Danielle Charron is the Clinical Lead for CASA’s Children’s Day Program, which supports families and children in grades 3-6 who are dealing with mental health and learning challenges.
One of the program’s key components is SNAP (Stop Now And Plan), a cognitive behavioural therapy intervention developed by the Child Development Institute (CDI) to help children recognize and counter negative thoughts such as anxiety and fear and better address issues like impulse control.
We asked Danielle to explain how SNAP works. Here’s an edited version of what she told us:
SNAP is a cognitive behavioural therapy. It helps kids to stop themselves, recognize if they’re having negative thoughts or starting to become angry or nervous, upset or scared, and what can they do about it. It’s great for kids who are struggling with social competency, who have a low frustration tolerance, and who struggle with emotional dysregulation or impulse control.
An example I like to give is this: Imagine you’re at home and your sister takes your toy and you just want to punch her. If your first impulse is to clock your sister that’s not great. With Stop (the first element in SNAP), we give them tools to help stay calm, like snapping their fingers, counting to 10, or counting the colours in the room, to reset them in the moment.

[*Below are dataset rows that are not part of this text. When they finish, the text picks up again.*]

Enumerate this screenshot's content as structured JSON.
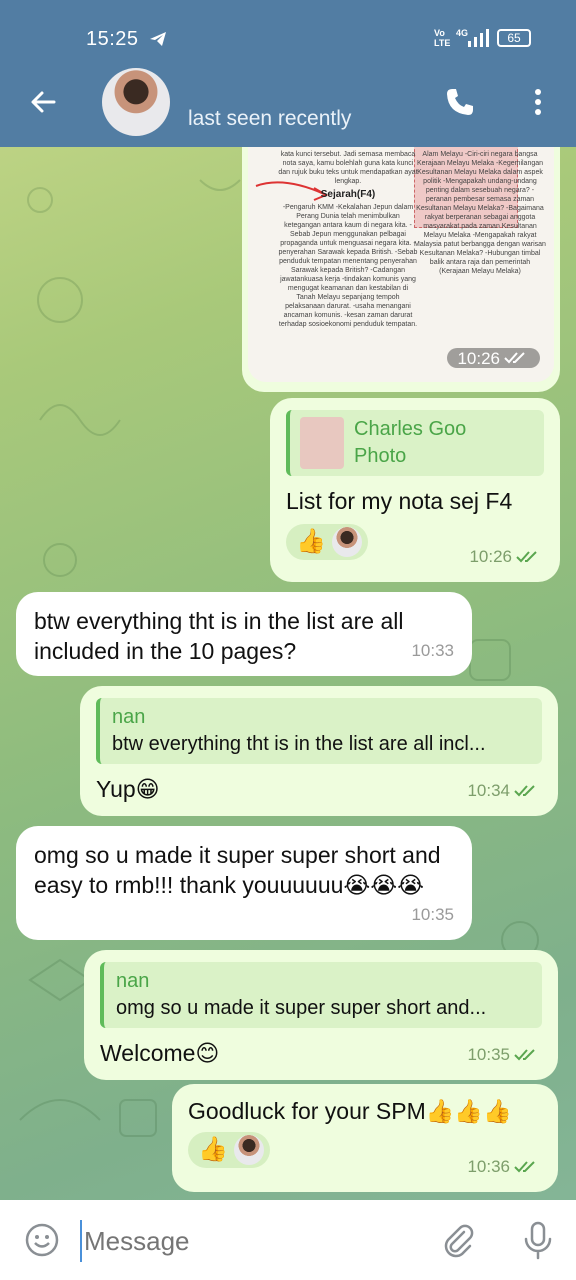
{
  "status_bar": {
    "time": "15:25",
    "volte": "Vo\nLTE",
    "network": "4G",
    "battery": "65"
  },
  "header": {
    "status_text": "last seen recently"
  },
  "photo_message": {
    "time": "10:26",
    "left_col_top": "kata kunci tersebut. Jadi semasa membaca nota saya, kamu bolehlah guna kata kunci dan rujuk buku teks untuk mendapatkan ayat lengkap.",
    "heading": "Sejarah(F4)",
    "left_col_body": "-Pengaruh KMM -Kekalahan Jepun dalam Perang Dunia telah menimbulkan ketegangan antara kaum di negara kita. -Sebab Jepun menggunakan pelbagai propaganda untuk menguasai negara kita. -penyerahan Sarawak kepada British. -Sebab penduduk tempatan menentang penyerahan Sarawak kepada British? -Cadangan jawatankuasa kerja -tindakan komunis yang mengugat keamanan dan kestabilan di Tanah Melayu sepanjang tempoh pelaksanaan darurat. -usaha menangani ancaman komunis. -kesan zaman darurat terhadap sosioekonomi penduduk tempatan.",
    "right_col_body": "Alam Melayu -Ciri-ciri negara bangsa Kerajaan Melayu Melaka -Kegemilangan Kesultanan Melayu Melaka dalam aspek politik -Mengapakah undang-undang penting dalam sesebuah negara? -peranan pembesar semasa zaman Kesultanan Melayu Melaka? -Bagaimana rakyat berperanan sebagai anggota masyarakat pada zaman Kesultanan Melayu Melaka -Mengapakah rakyat Malaysia patut berbangga dengan warisan Kesultanan Melaka? -Hubungan timbal balik antara raja dan pemerintah (Kerajaan Melayu Melaka)"
  },
  "messages": [
    {
      "reply_name": "Charles Goo",
      "reply_text": "Photo",
      "text": "List for my nota sej F4",
      "reaction": "👍",
      "time": "10:26"
    },
    {
      "text": "btw everything tht is in the list are all included in the 10 pages?",
      "time": "10:33"
    },
    {
      "reply_name": "nan",
      "reply_text": "btw everything tht is in the list are all incl...",
      "text": "Yup😁",
      "time": "10:34"
    },
    {
      "text": "omg so u made it super super short and easy to rmb!!! thank youuuuuu😭😭😭",
      "time": "10:35"
    },
    {
      "reply_name": "nan",
      "reply_text": "omg so u made it super super short and...",
      "text": "Welcome😊",
      "time": "10:35"
    },
    {
      "text": "Goodluck for your SPM👍👍👍",
      "reaction": "👍",
      "time": "10:36"
    }
  ],
  "input": {
    "placeholder": "Message"
  },
  "colors": {
    "header": "#527da3",
    "outgoing_bubble": "#effdde",
    "incoming_bubble": "#ffffff",
    "accent_green": "#4aa548"
  }
}
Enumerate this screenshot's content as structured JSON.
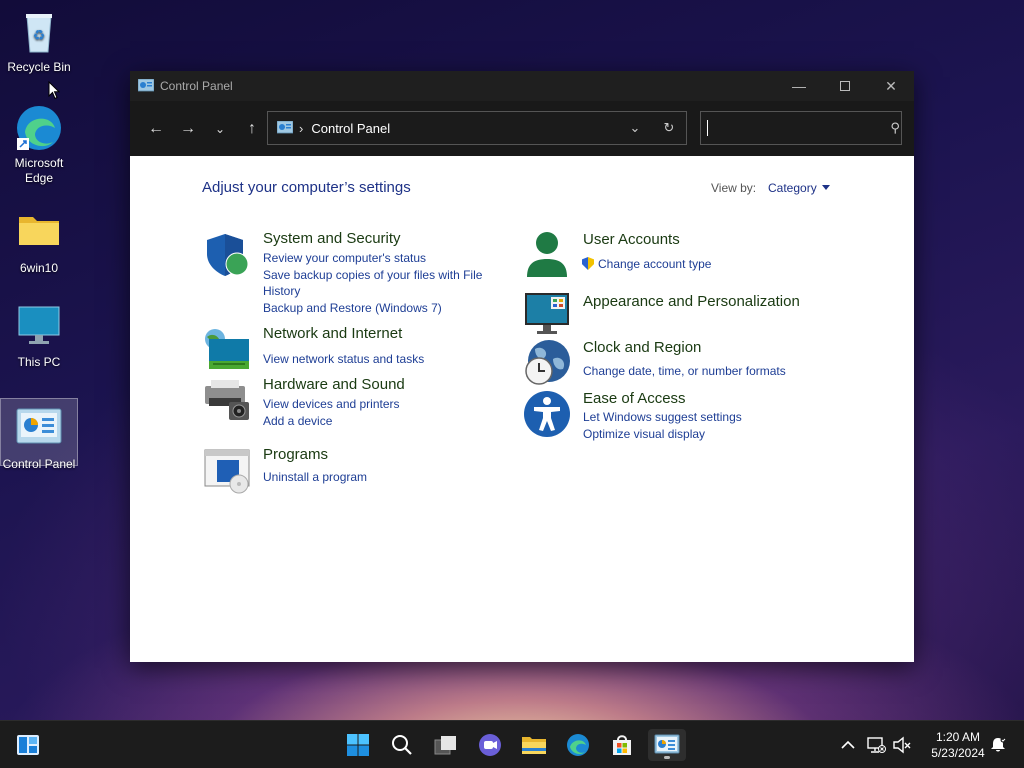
{
  "desktop": {
    "icons": [
      {
        "label": "Recycle Bin"
      },
      {
        "label": "Microsoft Edge"
      },
      {
        "label": "6win10"
      },
      {
        "label": "This PC"
      },
      {
        "label": "Control Panel"
      }
    ]
  },
  "window": {
    "title": "Control Panel",
    "address": {
      "crumb": "Control Panel"
    },
    "search": {
      "value": "",
      "placeholder": ""
    }
  },
  "content": {
    "heading": "Adjust your computer’s settings",
    "view_by_label": "View by:",
    "view_by_value": "Category",
    "categories": [
      {
        "title": "System and Security",
        "links": [
          "Review your computer's status",
          "Save backup copies of your files with File History",
          "Backup and Restore (Windows 7)"
        ]
      },
      {
        "title": "Network and Internet",
        "links": [
          "View network status and tasks"
        ]
      },
      {
        "title": "Hardware and Sound",
        "links": [
          "View devices and printers",
          "Add a device"
        ]
      },
      {
        "title": "Programs",
        "links": [
          "Uninstall a program"
        ]
      },
      {
        "title": "User Accounts",
        "links": [
          "Change account type"
        ]
      },
      {
        "title": "Appearance and Personalization",
        "links": []
      },
      {
        "title": "Clock and Region",
        "links": [
          "Change date, time, or number formats"
        ]
      },
      {
        "title": "Ease of Access",
        "links": [
          "Let Windows suggest settings",
          "Optimize visual display"
        ]
      }
    ]
  },
  "taskbar": {
    "clock_time": "1:20 AM",
    "clock_date": "5/23/2024"
  },
  "colors": {
    "link": "#1e3e95",
    "heading": "#1e3287",
    "category_title": "#1a3a12",
    "titlebar": "#1f1f1f"
  }
}
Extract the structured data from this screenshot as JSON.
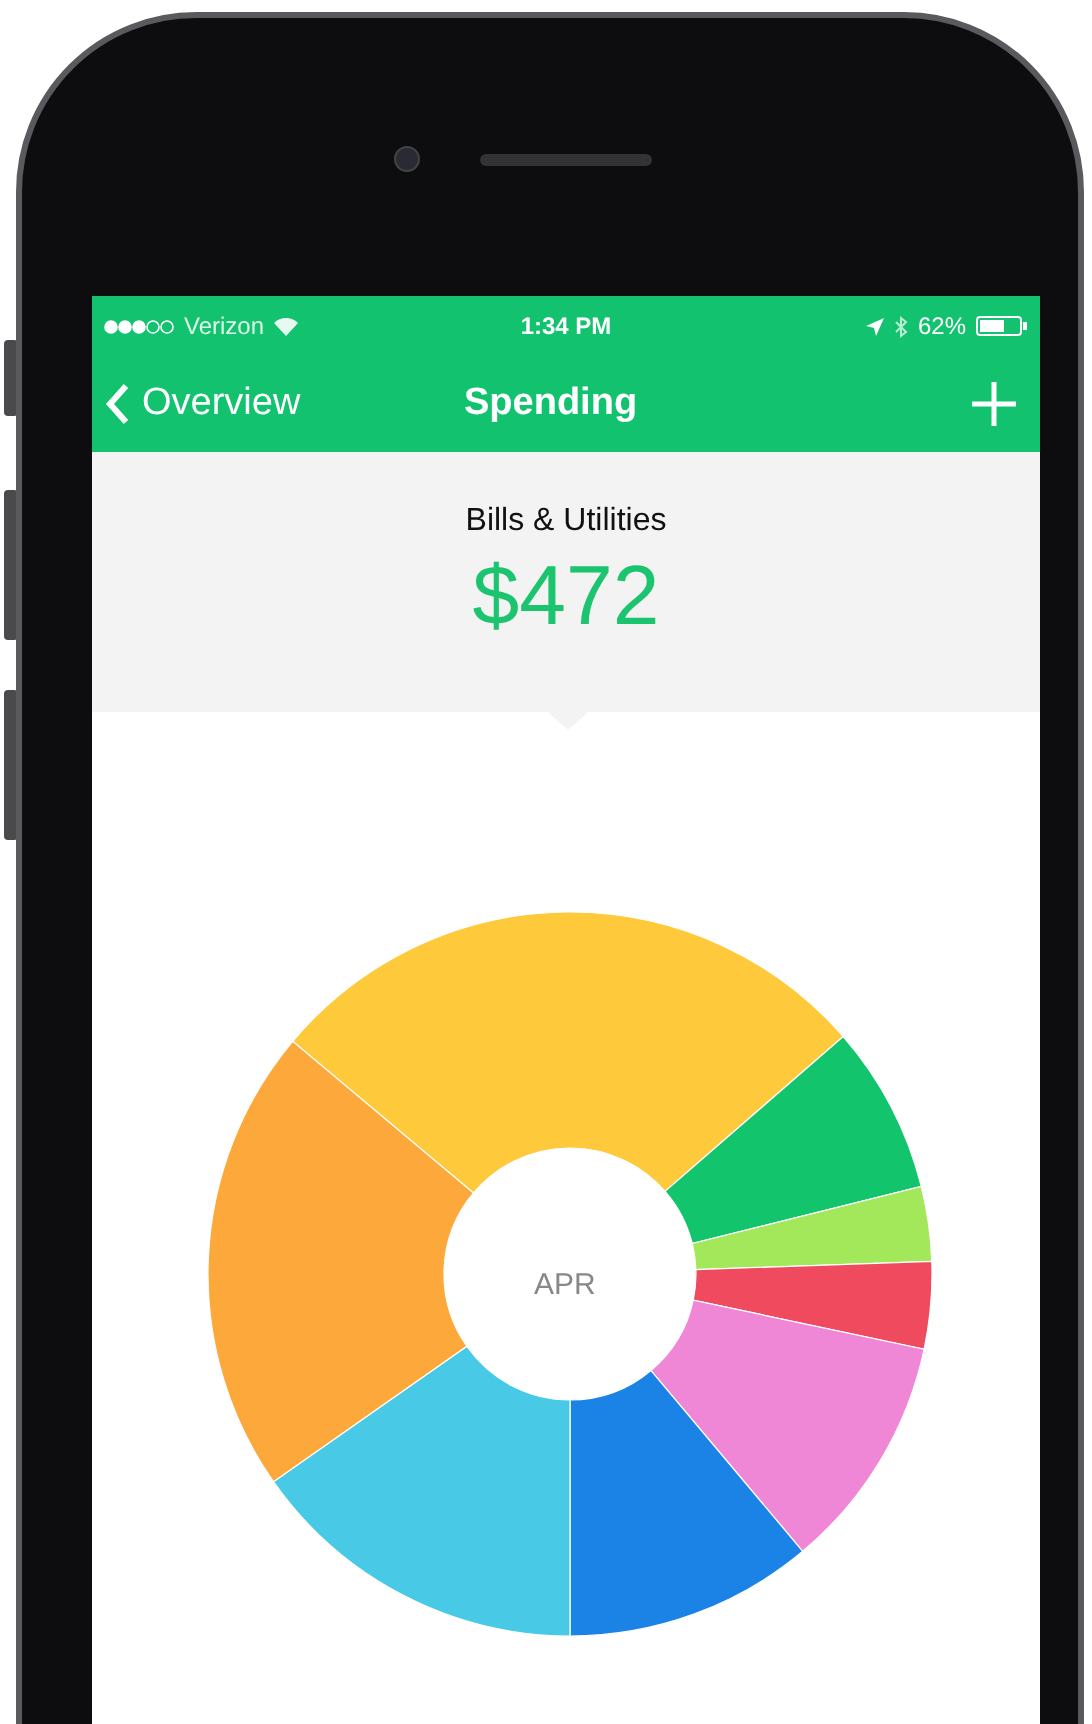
{
  "status_bar": {
    "carrier": "Verizon",
    "time": "1:34 PM",
    "battery": "62%"
  },
  "nav_bar": {
    "back": "Overview",
    "title": "Spending"
  },
  "summary": {
    "category": "Bills & Utilities",
    "amount": "$472"
  },
  "chart": {
    "center_label": "APR"
  }
}
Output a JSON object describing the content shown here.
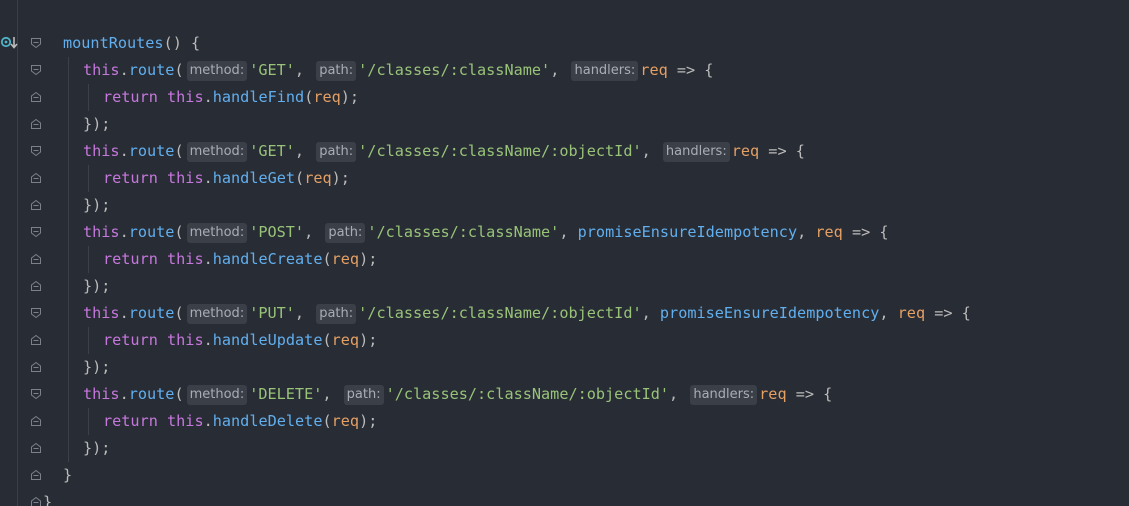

Then there’s the ‘Now, And’ portion of SNAP, which is really about discussing the thoughts in their brains, in child-friendly terms. So we talk about ‘hard’ and ‘cool’ thoughts. A ‘hard’ thought is a negative thought, something like “I’m losing control, I can’t do this.” Or in the case of the kid who wants to clock his sister, it might be “I just want to punch her in the face.”
So we want them to create a ‘cool’ thought to replace it. For the kid who wants to punch his sister, it might be: “I don’t want to get into trouble,” so we encourage them to focus on that instead.
The next step is the ‘Plan’ part: What is your plan moving forward? A good plan should always make your problem smaller, never bigger. It should make you feel like a winner and it should never result in harm to yourself or others.
For the kid who wants to punch his sister, the ‘Plan’ could be: “If I punch my sister my parents are going to be mad at me, they’re going to ground me, and I’m going to lose my privileges. Instread, I could walk away so my parents won’t yell at me, I can go to my room to cool down, and then talk to my parents.”
We help coach them through bullying, sportsmanship, and what to do if they’re having a tough time in the classroom. We also role play with them, we video them, and then we review the video, like football coaches. We also run a parent group so parents and children are speaking the same language and using the same philosophy at home. That’s SNAP.